----- Records supplied
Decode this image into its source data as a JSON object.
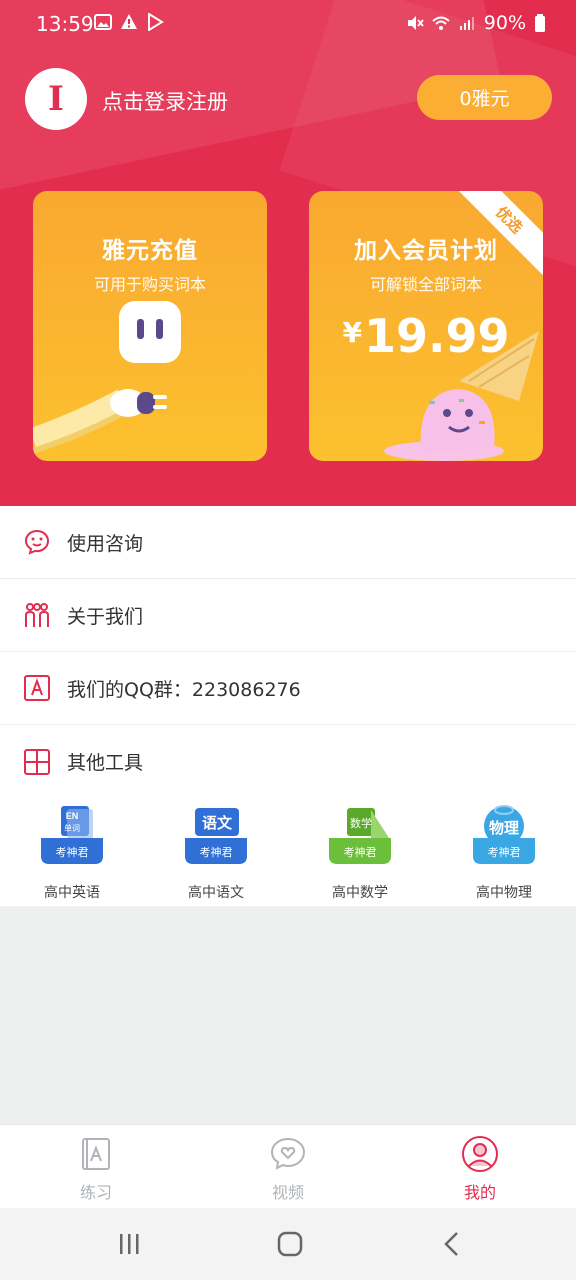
{
  "status_bar": {
    "time": "13:59",
    "battery": "90%"
  },
  "profile": {
    "avatar_letter": "I",
    "login_text": "点击登录注册",
    "coins_label": "0雅元"
  },
  "cards": {
    "recharge": {
      "title": "雅元充值",
      "subtitle": "可用于购买词本"
    },
    "membership": {
      "title": "加入会员计划",
      "subtitle": "可解锁全部词本",
      "currency": "¥",
      "price": "19.99",
      "badge": "优选"
    }
  },
  "menu": {
    "consult": "使用咨询",
    "about": "关于我们",
    "qq_group": "我们的QQ群：223086276",
    "other_tools": "其他工具"
  },
  "tools": [
    {
      "name": "高中英语",
      "logo_top": "EN",
      "logo_sub": "单词",
      "logo_bottom": "考神君",
      "color": "#3b7be0"
    },
    {
      "name": "高中语文",
      "logo_top": "语文",
      "logo_sub": "",
      "logo_bottom": "考神君",
      "color": "#2f6fd6"
    },
    {
      "name": "高中数学",
      "logo_top": "数学",
      "logo_sub": "",
      "logo_bottom": "考神君",
      "color": "#6cbf3a"
    },
    {
      "name": "高中物理",
      "logo_top": "物理",
      "logo_sub": "",
      "logo_bottom": "考神君",
      "color": "#3aa6e4"
    }
  ],
  "tabs": {
    "practice": "练习",
    "video": "视频",
    "mine": "我的"
  },
  "colors": {
    "brand_red": "#e32d4e",
    "card_orange": "#f9a830",
    "coin_button": "#fbae33"
  }
}
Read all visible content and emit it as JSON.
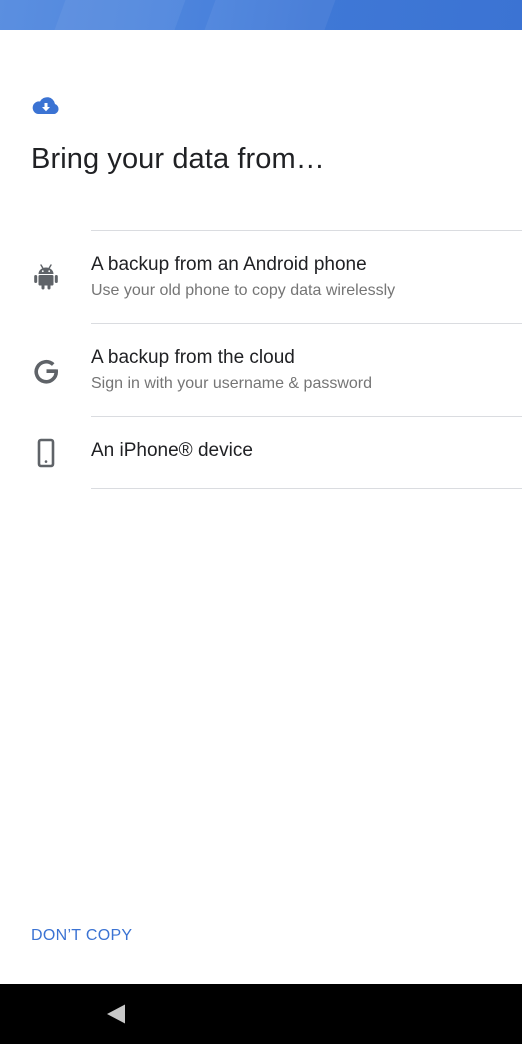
{
  "screen": {
    "title": "Bring your data from…",
    "header_icon": "cloud-download-icon",
    "accent_color": "#3b73d3"
  },
  "options": [
    {
      "icon": "android-icon",
      "primary": "A backup from an Android phone",
      "secondary": "Use your old phone to copy data wirelessly"
    },
    {
      "icon": "google-g-icon",
      "primary": "A backup from the cloud",
      "secondary": "Sign in with your username & password"
    },
    {
      "icon": "smartphone-icon",
      "primary": "An iPhone® device",
      "secondary": ""
    }
  ],
  "footer": {
    "dont_copy_label": "DON’T COPY"
  },
  "navbar": {
    "back_icon": "back-triangle-icon"
  }
}
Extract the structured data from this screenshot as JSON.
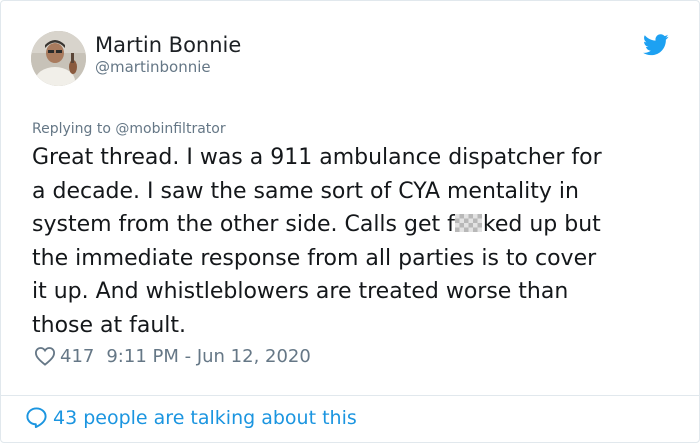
{
  "author": {
    "name": "Martin Bonnie",
    "handle": "@martinbonnie"
  },
  "reply": {
    "prefix": "Replying to ",
    "mention": "@mobinfiltrator"
  },
  "tweet": {
    "line1": "Great thread. I was a 911 ambulance dispatcher for",
    "line2": "a decade. I saw the same sort of CYA mentality in",
    "line3_before": "system from the other side. Calls get f",
    "line3_after": "ked up but",
    "line4": "the immediate response from all parties is to cover",
    "line5": "it up. And whistleblowers are treated worse than",
    "line6": "those at fault."
  },
  "meta": {
    "likes": "417",
    "timestamp": "9:11 PM - Jun 12, 2020"
  },
  "footer": {
    "talking": "43 people are talking about this"
  },
  "colors": {
    "accent": "#1b95e0",
    "twitter_blue": "#1da1f2",
    "secondary_text": "#657786",
    "border": "#e1e8ed"
  },
  "icons": {
    "brand": "twitter-bird-icon",
    "like": "heart-icon",
    "conversation": "speech-bubble-icon"
  }
}
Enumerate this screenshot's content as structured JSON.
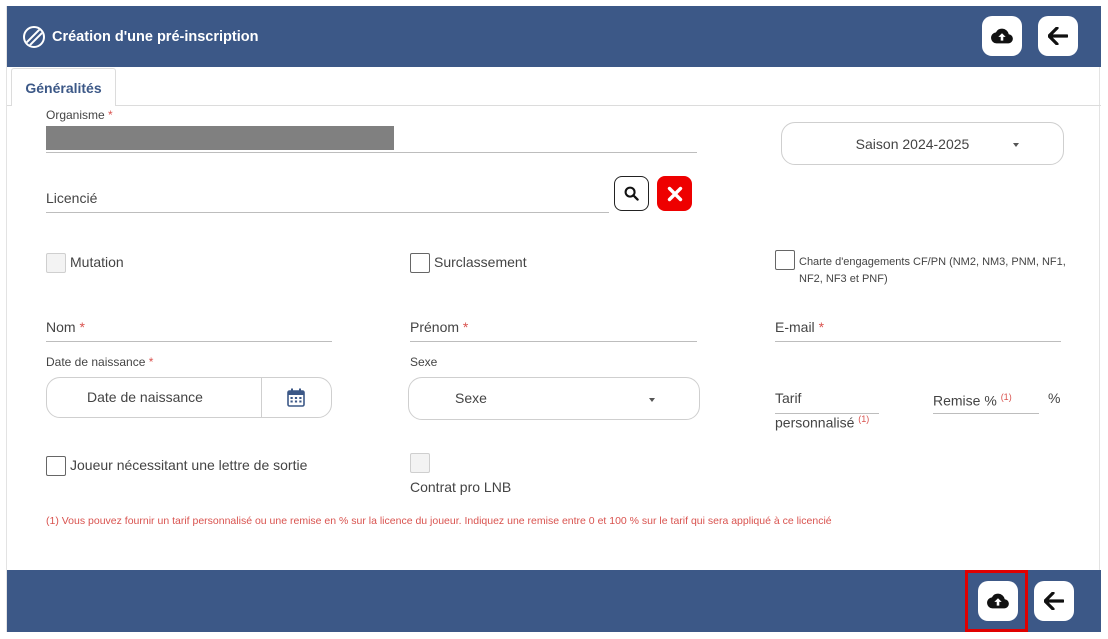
{
  "header": {
    "title": "Création d'une pré-inscription",
    "save_icon": "cloud-upload-icon",
    "back_icon": "arrow-left-icon"
  },
  "tabs": [
    {
      "label": "Généralités"
    }
  ],
  "form": {
    "organisme": {
      "label": "Organisme",
      "required_mark": "*"
    },
    "saison": {
      "value": "Saison 2024-2025"
    },
    "licencie": {
      "label": "Licencié"
    },
    "mutation": {
      "label": "Mutation"
    },
    "surclassement": {
      "label": "Surclassement"
    },
    "charte": {
      "label": "Charte d'engagements CF/PN (NM2, NM3, PNM, NF1, NF2, NF3 et PNF)"
    },
    "nom": {
      "label": "Nom",
      "required_mark": "*"
    },
    "prenom": {
      "label": "Prénom",
      "required_mark": "*"
    },
    "email": {
      "label": "E-mail",
      "required_mark": "*"
    },
    "date_naissance": {
      "label": "Date de naissance",
      "required_mark": "*",
      "placeholder": "Date de naissance"
    },
    "sexe": {
      "label": "Sexe",
      "placeholder": "Sexe"
    },
    "tarif": {
      "label_line1": "Tarif",
      "label_line2": "personnalisé",
      "note": "(1)"
    },
    "remise": {
      "label": "Remise %",
      "note": "(1)",
      "unit": "%"
    },
    "lettre_sortie": {
      "label": "Joueur nécessitant une lettre de sortie"
    },
    "contrat_lnb": {
      "label": "Contrat pro LNB"
    },
    "footnote": "(1) Vous pouvez fournir un tarif personnalisé ou une remise en % sur la licence du joueur. Indiquez une remise entre 0 et 100 % sur le tarif qui sera appliqué à ce licencié"
  },
  "colors": {
    "primary": "#3c5887",
    "danger": "#ee0000",
    "required": "#d9534f",
    "highlight": "#e00000"
  }
}
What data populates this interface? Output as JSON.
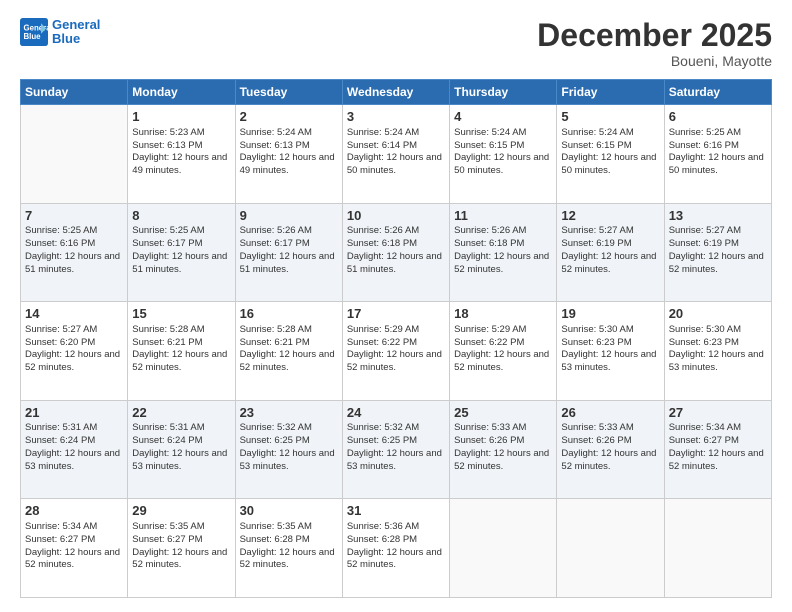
{
  "header": {
    "logo_line1": "General",
    "logo_line2": "Blue",
    "month": "December 2025",
    "location": "Boueni, Mayotte"
  },
  "days_of_week": [
    "Sunday",
    "Monday",
    "Tuesday",
    "Wednesday",
    "Thursday",
    "Friday",
    "Saturday"
  ],
  "weeks": [
    [
      {
        "day": "",
        "sunrise": "",
        "sunset": "",
        "daylight": ""
      },
      {
        "day": "1",
        "sunrise": "Sunrise: 5:23 AM",
        "sunset": "Sunset: 6:13 PM",
        "daylight": "Daylight: 12 hours and 49 minutes."
      },
      {
        "day": "2",
        "sunrise": "Sunrise: 5:24 AM",
        "sunset": "Sunset: 6:13 PM",
        "daylight": "Daylight: 12 hours and 49 minutes."
      },
      {
        "day": "3",
        "sunrise": "Sunrise: 5:24 AM",
        "sunset": "Sunset: 6:14 PM",
        "daylight": "Daylight: 12 hours and 50 minutes."
      },
      {
        "day": "4",
        "sunrise": "Sunrise: 5:24 AM",
        "sunset": "Sunset: 6:15 PM",
        "daylight": "Daylight: 12 hours and 50 minutes."
      },
      {
        "day": "5",
        "sunrise": "Sunrise: 5:24 AM",
        "sunset": "Sunset: 6:15 PM",
        "daylight": "Daylight: 12 hours and 50 minutes."
      },
      {
        "day": "6",
        "sunrise": "Sunrise: 5:25 AM",
        "sunset": "Sunset: 6:16 PM",
        "daylight": "Daylight: 12 hours and 50 minutes."
      }
    ],
    [
      {
        "day": "7",
        "sunrise": "Sunrise: 5:25 AM",
        "sunset": "Sunset: 6:16 PM",
        "daylight": "Daylight: 12 hours and 51 minutes."
      },
      {
        "day": "8",
        "sunrise": "Sunrise: 5:25 AM",
        "sunset": "Sunset: 6:17 PM",
        "daylight": "Daylight: 12 hours and 51 minutes."
      },
      {
        "day": "9",
        "sunrise": "Sunrise: 5:26 AM",
        "sunset": "Sunset: 6:17 PM",
        "daylight": "Daylight: 12 hours and 51 minutes."
      },
      {
        "day": "10",
        "sunrise": "Sunrise: 5:26 AM",
        "sunset": "Sunset: 6:18 PM",
        "daylight": "Daylight: 12 hours and 51 minutes."
      },
      {
        "day": "11",
        "sunrise": "Sunrise: 5:26 AM",
        "sunset": "Sunset: 6:18 PM",
        "daylight": "Daylight: 12 hours and 52 minutes."
      },
      {
        "day": "12",
        "sunrise": "Sunrise: 5:27 AM",
        "sunset": "Sunset: 6:19 PM",
        "daylight": "Daylight: 12 hours and 52 minutes."
      },
      {
        "day": "13",
        "sunrise": "Sunrise: 5:27 AM",
        "sunset": "Sunset: 6:19 PM",
        "daylight": "Daylight: 12 hours and 52 minutes."
      }
    ],
    [
      {
        "day": "14",
        "sunrise": "Sunrise: 5:27 AM",
        "sunset": "Sunset: 6:20 PM",
        "daylight": "Daylight: 12 hours and 52 minutes."
      },
      {
        "day": "15",
        "sunrise": "Sunrise: 5:28 AM",
        "sunset": "Sunset: 6:21 PM",
        "daylight": "Daylight: 12 hours and 52 minutes."
      },
      {
        "day": "16",
        "sunrise": "Sunrise: 5:28 AM",
        "sunset": "Sunset: 6:21 PM",
        "daylight": "Daylight: 12 hours and 52 minutes."
      },
      {
        "day": "17",
        "sunrise": "Sunrise: 5:29 AM",
        "sunset": "Sunset: 6:22 PM",
        "daylight": "Daylight: 12 hours and 52 minutes."
      },
      {
        "day": "18",
        "sunrise": "Sunrise: 5:29 AM",
        "sunset": "Sunset: 6:22 PM",
        "daylight": "Daylight: 12 hours and 52 minutes."
      },
      {
        "day": "19",
        "sunrise": "Sunrise: 5:30 AM",
        "sunset": "Sunset: 6:23 PM",
        "daylight": "Daylight: 12 hours and 53 minutes."
      },
      {
        "day": "20",
        "sunrise": "Sunrise: 5:30 AM",
        "sunset": "Sunset: 6:23 PM",
        "daylight": "Daylight: 12 hours and 53 minutes."
      }
    ],
    [
      {
        "day": "21",
        "sunrise": "Sunrise: 5:31 AM",
        "sunset": "Sunset: 6:24 PM",
        "daylight": "Daylight: 12 hours and 53 minutes."
      },
      {
        "day": "22",
        "sunrise": "Sunrise: 5:31 AM",
        "sunset": "Sunset: 6:24 PM",
        "daylight": "Daylight: 12 hours and 53 minutes."
      },
      {
        "day": "23",
        "sunrise": "Sunrise: 5:32 AM",
        "sunset": "Sunset: 6:25 PM",
        "daylight": "Daylight: 12 hours and 53 minutes."
      },
      {
        "day": "24",
        "sunrise": "Sunrise: 5:32 AM",
        "sunset": "Sunset: 6:25 PM",
        "daylight": "Daylight: 12 hours and 53 minutes."
      },
      {
        "day": "25",
        "sunrise": "Sunrise: 5:33 AM",
        "sunset": "Sunset: 6:26 PM",
        "daylight": "Daylight: 12 hours and 52 minutes."
      },
      {
        "day": "26",
        "sunrise": "Sunrise: 5:33 AM",
        "sunset": "Sunset: 6:26 PM",
        "daylight": "Daylight: 12 hours and 52 minutes."
      },
      {
        "day": "27",
        "sunrise": "Sunrise: 5:34 AM",
        "sunset": "Sunset: 6:27 PM",
        "daylight": "Daylight: 12 hours and 52 minutes."
      }
    ],
    [
      {
        "day": "28",
        "sunrise": "Sunrise: 5:34 AM",
        "sunset": "Sunset: 6:27 PM",
        "daylight": "Daylight: 12 hours and 52 minutes."
      },
      {
        "day": "29",
        "sunrise": "Sunrise: 5:35 AM",
        "sunset": "Sunset: 6:27 PM",
        "daylight": "Daylight: 12 hours and 52 minutes."
      },
      {
        "day": "30",
        "sunrise": "Sunrise: 5:35 AM",
        "sunset": "Sunset: 6:28 PM",
        "daylight": "Daylight: 12 hours and 52 minutes."
      },
      {
        "day": "31",
        "sunrise": "Sunrise: 5:36 AM",
        "sunset": "Sunset: 6:28 PM",
        "daylight": "Daylight: 12 hours and 52 minutes."
      },
      {
        "day": "",
        "sunrise": "",
        "sunset": "",
        "daylight": ""
      },
      {
        "day": "",
        "sunrise": "",
        "sunset": "",
        "daylight": ""
      },
      {
        "day": "",
        "sunrise": "",
        "sunset": "",
        "daylight": ""
      }
    ]
  ]
}
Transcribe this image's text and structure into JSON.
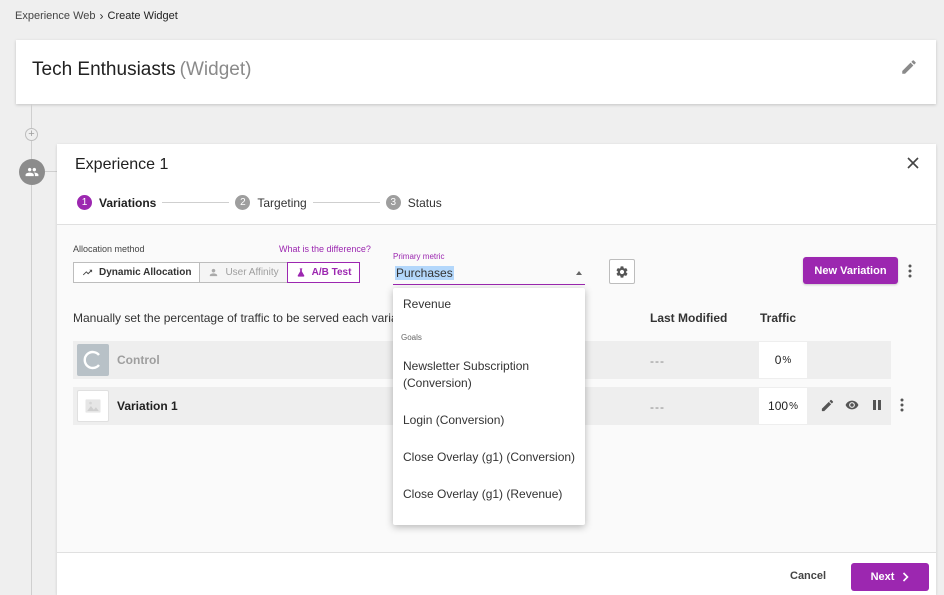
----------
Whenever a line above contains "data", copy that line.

Decode this image into its source data as a JSON object.
    "title": "Bring your data from…",
      "secondary": "Use your old phone to copy data wirelessly"
Extract the structured data from this screenshot as JSON.
What data populates this interface? Output as JSON.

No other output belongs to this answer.